Advice on choosing an induction or gas hob comes up a lot in our conversations with customers. Making the right decision for your lifestyle and kitchen design can take some deliberating, so we thought we’d jot down a few pro’s and cons to help you decide.
One of the real benefits of using induction hobs is the safety aspect. Heat is created through a reaction between the pan and a copper coil beneath the hob surface. This transfers energy directly between the induction element and base of the pan. This copper coil only activates when an iron-based magnetic pan is placed on the hob. When you lift a boiling pan off the plate, the surface of the hob will still be cool to the touch. This is a brilliant safety feature if you have young children in the house.

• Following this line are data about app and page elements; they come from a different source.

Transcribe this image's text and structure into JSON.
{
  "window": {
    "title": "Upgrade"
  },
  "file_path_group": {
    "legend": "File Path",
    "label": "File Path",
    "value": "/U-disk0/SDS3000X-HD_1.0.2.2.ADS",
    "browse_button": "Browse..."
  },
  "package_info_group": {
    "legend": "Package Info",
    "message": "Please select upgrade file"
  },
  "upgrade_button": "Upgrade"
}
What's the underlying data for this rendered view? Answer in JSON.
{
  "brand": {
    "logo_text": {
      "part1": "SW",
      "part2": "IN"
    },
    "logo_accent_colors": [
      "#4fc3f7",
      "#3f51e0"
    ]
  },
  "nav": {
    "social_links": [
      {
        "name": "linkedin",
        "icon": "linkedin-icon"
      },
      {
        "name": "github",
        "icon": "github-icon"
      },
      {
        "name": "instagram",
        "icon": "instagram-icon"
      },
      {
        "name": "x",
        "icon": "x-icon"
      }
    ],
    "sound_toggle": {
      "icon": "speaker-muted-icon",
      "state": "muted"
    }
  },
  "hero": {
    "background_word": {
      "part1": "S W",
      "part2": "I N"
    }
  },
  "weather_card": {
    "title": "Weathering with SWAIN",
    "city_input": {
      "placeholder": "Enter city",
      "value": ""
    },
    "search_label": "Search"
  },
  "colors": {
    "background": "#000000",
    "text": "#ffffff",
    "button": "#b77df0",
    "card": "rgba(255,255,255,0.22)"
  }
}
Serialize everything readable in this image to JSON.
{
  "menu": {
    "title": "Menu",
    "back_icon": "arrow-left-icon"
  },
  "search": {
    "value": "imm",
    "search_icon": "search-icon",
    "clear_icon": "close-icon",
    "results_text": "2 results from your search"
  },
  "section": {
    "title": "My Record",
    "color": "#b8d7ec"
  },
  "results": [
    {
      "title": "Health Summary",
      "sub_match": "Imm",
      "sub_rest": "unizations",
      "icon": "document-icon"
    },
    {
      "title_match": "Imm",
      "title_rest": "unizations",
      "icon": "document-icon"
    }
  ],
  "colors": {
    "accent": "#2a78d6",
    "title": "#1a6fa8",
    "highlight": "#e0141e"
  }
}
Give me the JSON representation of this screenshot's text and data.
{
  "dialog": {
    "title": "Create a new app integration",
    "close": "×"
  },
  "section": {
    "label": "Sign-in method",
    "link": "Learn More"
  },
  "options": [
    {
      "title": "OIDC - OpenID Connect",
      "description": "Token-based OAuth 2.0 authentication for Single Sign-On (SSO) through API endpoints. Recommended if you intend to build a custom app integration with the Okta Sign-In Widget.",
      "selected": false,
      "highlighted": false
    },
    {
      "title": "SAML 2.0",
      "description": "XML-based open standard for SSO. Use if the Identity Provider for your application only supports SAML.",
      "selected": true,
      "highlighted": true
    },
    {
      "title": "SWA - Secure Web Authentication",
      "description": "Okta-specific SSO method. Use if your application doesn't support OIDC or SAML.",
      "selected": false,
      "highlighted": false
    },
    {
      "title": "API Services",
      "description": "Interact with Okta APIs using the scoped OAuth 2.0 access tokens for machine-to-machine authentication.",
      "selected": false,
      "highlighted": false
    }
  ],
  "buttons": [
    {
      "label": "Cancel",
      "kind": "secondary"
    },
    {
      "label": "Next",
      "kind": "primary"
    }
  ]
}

Tried and tested
Many of us are used to cooking on gas hobs and are very happy to stick with one, after all they have been the go-to over electric hobs for so long. Gas hobs are especially popular for more oriental cooking where you can opt for extra wide models to accommodate big pans and woks.
Induction hobs are sleek and contemporary, barely there, an almost seamless addition to your worktop. If you have a very modern kitchen and want to continue that uncluttered and sleek styling throughout, an induction hob will slot in beautifully.
With the gas hob, you get the more industrial look with the grates above the rings. Gas hobs sit very well in both modern or more classically styled kitchens but are definitely more of a feature piece. If you have a large feature hob with five rings and a statement style grate on top, it is an appliance to be seen. However, if you want your hob to almost disappear into its surroundings, an induction hob is the style for you.
One of the downsides, (or upsides if you needed a good excuse to replace your old pots and pans) is that induction hobs are only compatible with certain types of pans. If you are transitioning from a gas hob to induction, you may need a new set of cookware.
For a pan to work on an induction hob, it must contain iron. Cast iron or steel pans are ideal but some copper and aluminium pans have an iron layer which means they’ll still work.
No one relishes a messy hob to clean up but an induction hob does make the job pretty simple. There are no crevices and awkward spots to navigate unlike with a traditional gas hob. If the safety, modern style, ease of cleaning and sparkling new set of pans hasn’t quite won you over yet, induction hobs have one more trick up their sleeve. With a rapid heat up and no wasted heat, induction hobs are also considered much more energy efficient.
Despite all the pro’s lining up for induction hobs, some of us just prefer cooking with a flame. If you’re one of those cooks, you love the visible flame and the control of heat that you get with a gas hob, and that is hard to beat.
If, like us, you prefer to see and handle appliances for yourself to get the measure of them, pop into our Reigate showroom where we have both types on display. It is much easier to imagine them in your own space once you see them in person. If you have a few questions you’d like to run through with us, book an appointment at email@example.com or call 01737 906 074.